ORPHEUS DESCENDING by Tennessee Williams, directed by Miles Potter, with Seana McKenna and Jonathan Goad. Presented by Mirvish Productions at the Royal Alexandra Theatre (260 King West). Previews through Saturday (January 6), opens Sunday (January 7) and runs to February 11. $26-$85. See Opening, page 56. 416-872-1212. Rating: NNNNN
Sometimes sensuality has a surprising innocence and purity.
Take Val Xavier, the drifter who sparks the action in Tennessee Williams's Orpheus Descending. With his smooth talk and snakeskin jacket, he charms the women of a small Southern town while riling their men. Yet in many ways he's an ingenuous figure, unaware of his power.
Two years ago, actor Jonathan Goad's Val lit up the Stratford production of the play. A remount of that version, directed by Miles Potter, opens here this week.
"The more I discover about Val, the more he seems someone who's seen all sides of life," muses the thoughtful Goad. "He raised himself from the age of 13, living and trapping in the Bayou, so close to nature that he was a wild animal. Then he found drink and sex in New Orleans.
"But it's music that sets him free and makes sense of the world for him. Music helps him realize that he can reach for higher ground and try to find as he sings the heavenly grass that will give him peace. Val's a remarkably complex creature, at once untainted and knowing."
Val draws many into his bewitched circle, but none more strongly than Lady Torrance (Seana McKenna), an Italian woman unhappily married to a sick old storekeeper.
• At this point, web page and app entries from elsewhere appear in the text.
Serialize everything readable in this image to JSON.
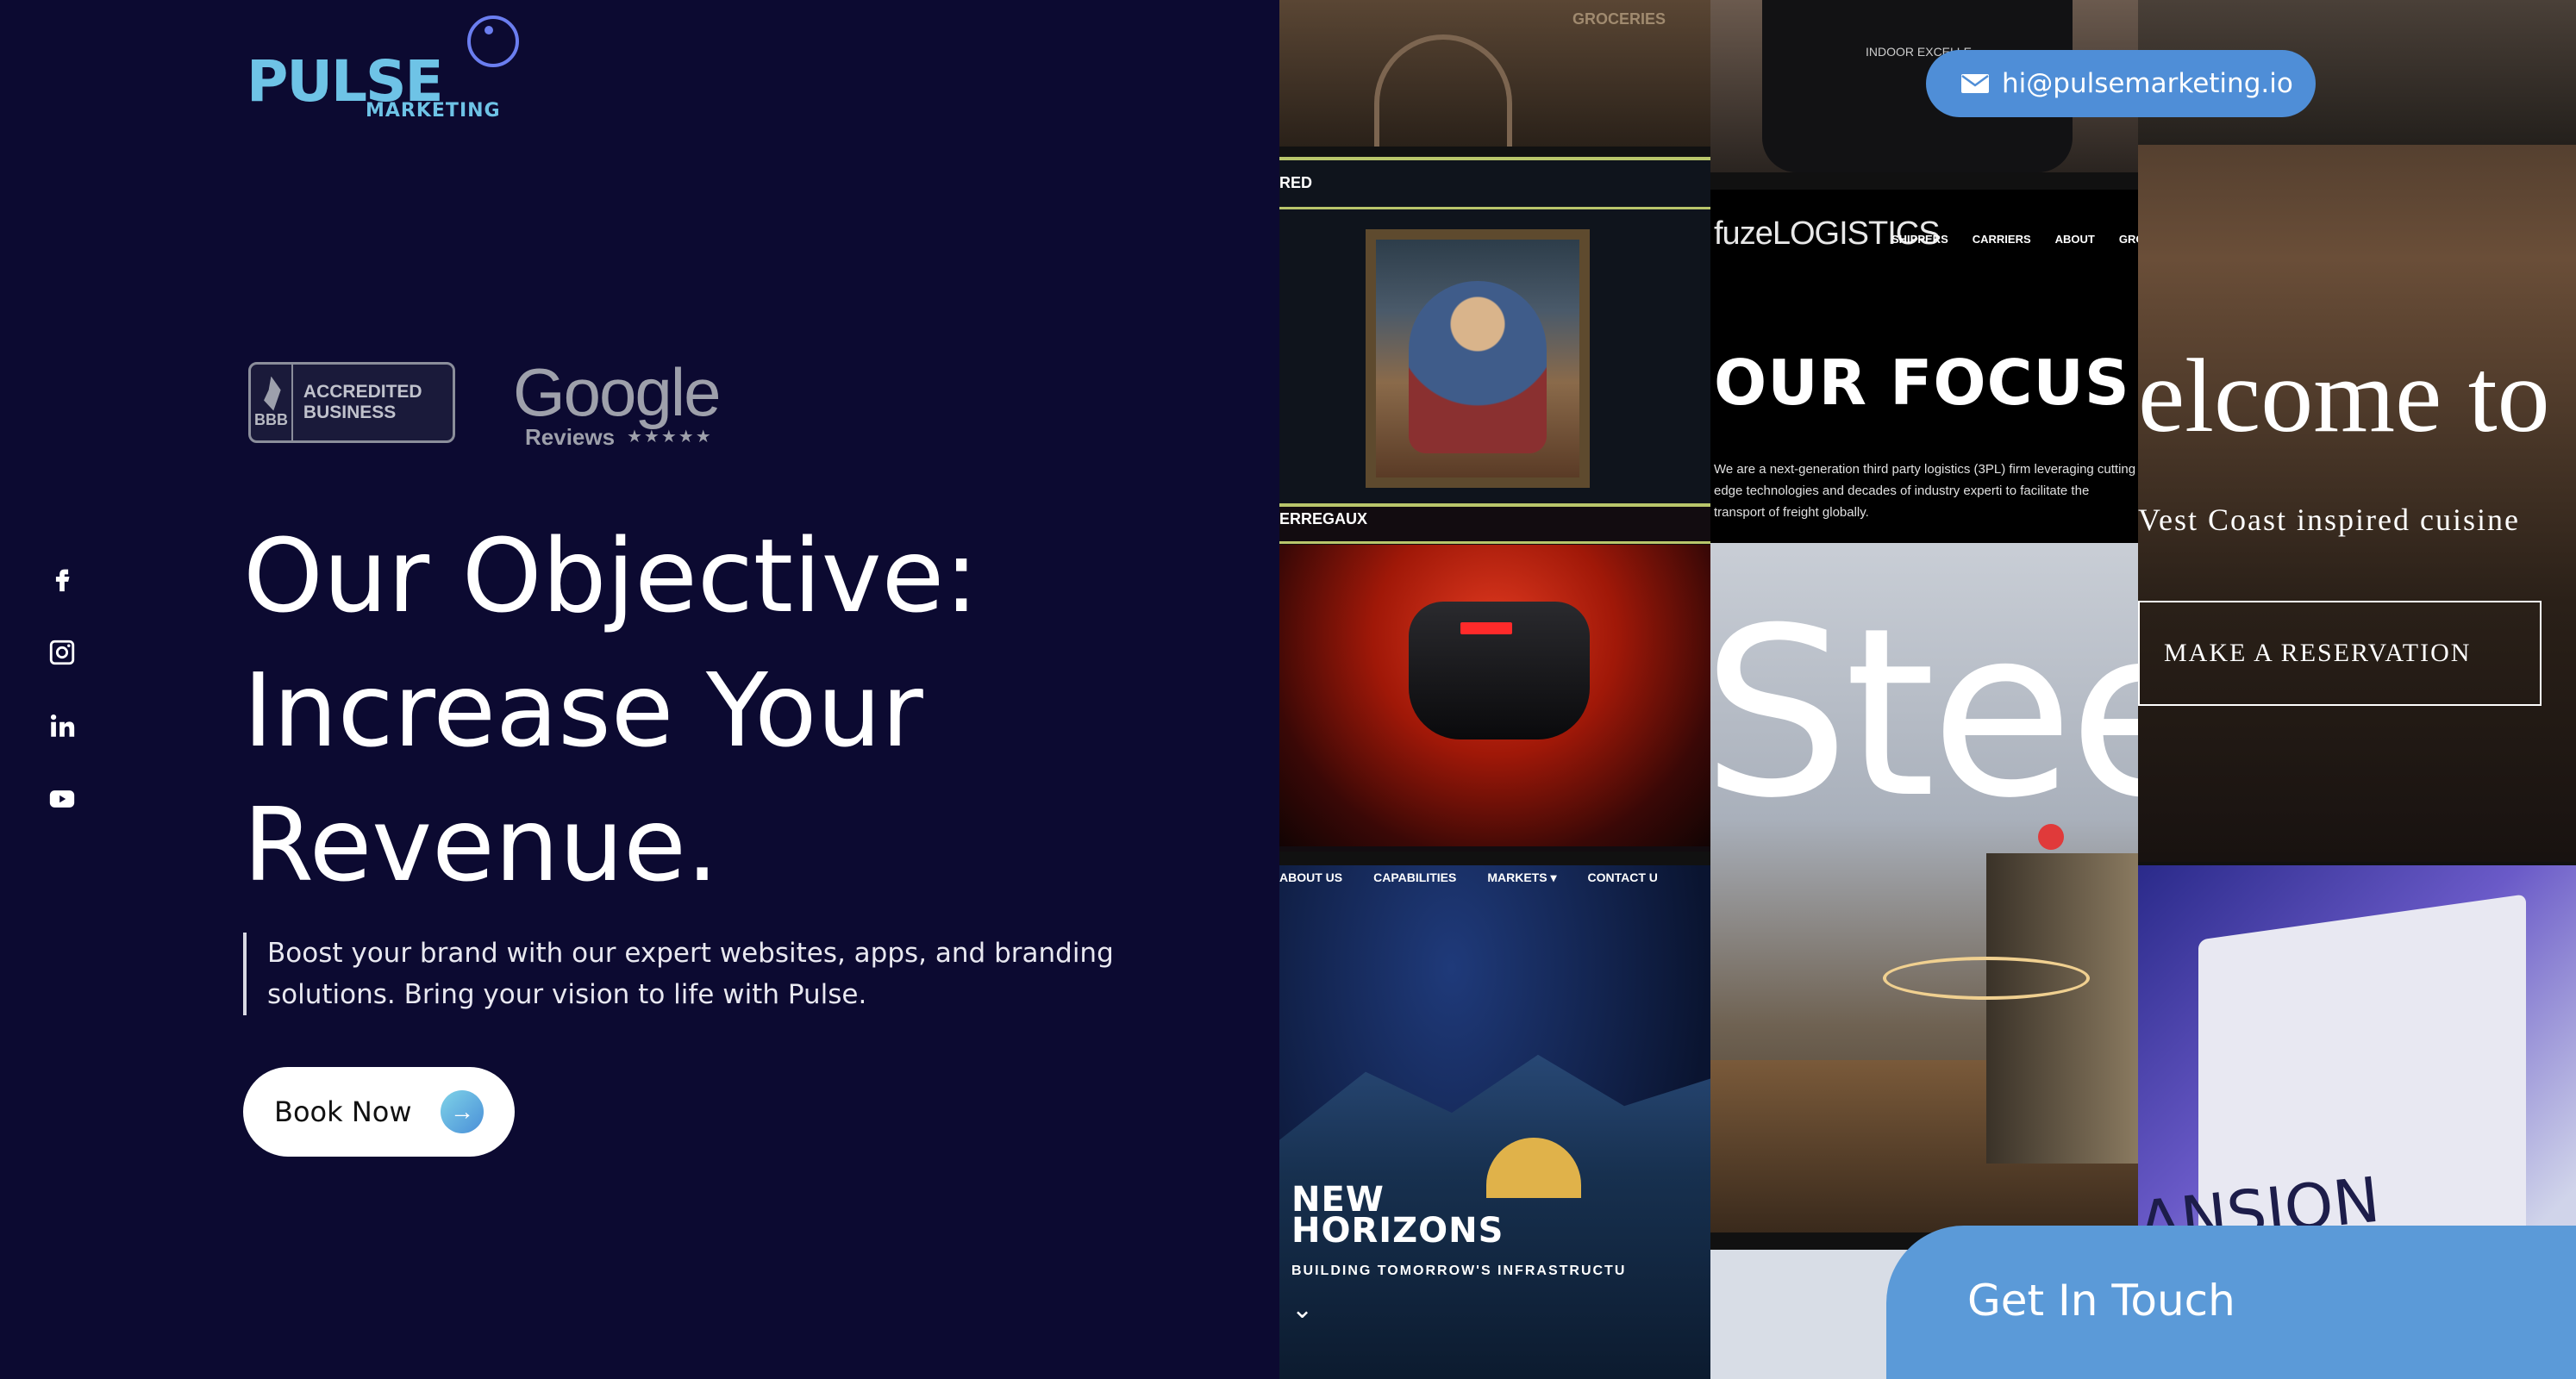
{
  "brand": {
    "logo_word": "PULSE",
    "logo_sub": "MARKETING"
  },
  "badges": {
    "bbb_seal": "BBB",
    "bbb_text": "ACCREDITED BUSINESS",
    "google_word": "Google",
    "google_reviews": "Reviews",
    "google_stars": "★★★★★"
  },
  "social": [
    {
      "name": "facebook-icon"
    },
    {
      "name": "instagram-icon"
    },
    {
      "name": "linkedin-icon"
    },
    {
      "name": "youtube-icon"
    }
  ],
  "hero": {
    "headline_1": "Our Objective:",
    "headline_2": "Increase Your",
    "headline_3": "Revenue.",
    "tagline": "Boost your brand with our expert websites, apps, and branding solutions. Bring your vision to life with Pulse.",
    "book_label": "Book Now"
  },
  "contact": {
    "email": "hi@pulsemarketing.io",
    "get_in_touch": "Get In Touch"
  },
  "collage": {
    "building_sign": "GROCERIES",
    "art_label": "RED",
    "watch_label": "ERREGAUX",
    "horizons_nav": [
      "ABOUT US",
      "CAPABILITIES",
      "MARKETS ▾",
      "CONTACT U"
    ],
    "horizons_title_1": "NEW",
    "horizons_title_2": "HORIZONS",
    "horizons_sub": "BUILDING TOMORROW'S INFRASTRUCTU",
    "horizons_chevron": "⌄",
    "portrait_badge": "INDOOR EXCELLE",
    "fuze_brand": "fuzeLOGISTICS",
    "fuze_menu": [
      "SHIPPERS",
      "CARRIERS",
      "ABOUT",
      "GROW OPPO"
    ],
    "fuze_focus": "OUR FOCUS",
    "fuze_desc": "We are a next-generation third party logistics (3PL) firm leveraging cutting edge technologies and decades of industry experti to facilitate the transport of freight globally.",
    "stee_word": "Stee",
    "rest_welcome": "elcome to",
    "rest_sub": "Vest Coast inspired cuisine",
    "rest_button": "MAKE A RESERVATION",
    "sign_word": "ANSION"
  },
  "colors": {
    "background": "#0c0a31",
    "accent": "#5b9ad8",
    "logo": "#6ec3e6"
  }
}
Outsiders in this Southern community, Val and Lady form a bond that leads to tragedy.
"They're each at a crossroads," says Goad, who's done fine work in Toronto and is one of Stratford's brightest young actors. "The first thing Lady says when she's alone is that she wishes she were dead; his response is "No, you don't.'
"That defines their relationship. He's not there for a 12-step support program, but he pushes her to discover another way to live her life. He's the first person to make her smile in a long time. Their friendship is absolutely vital yet has cataclysmic consequences."
Williams's script, a blend of classical and Christian elements, might veer toward melodrama in the wrong hands, but if played right, says Goad, it has a poetic grandeur.
"He's created a world that's hyper-real yet with heightened language, one that you have to throw yourself into with utter abandon. But you must play the feeling rather than the poetry, and then hopefully the poetry and feeling will match, as is the case with Shakespeare."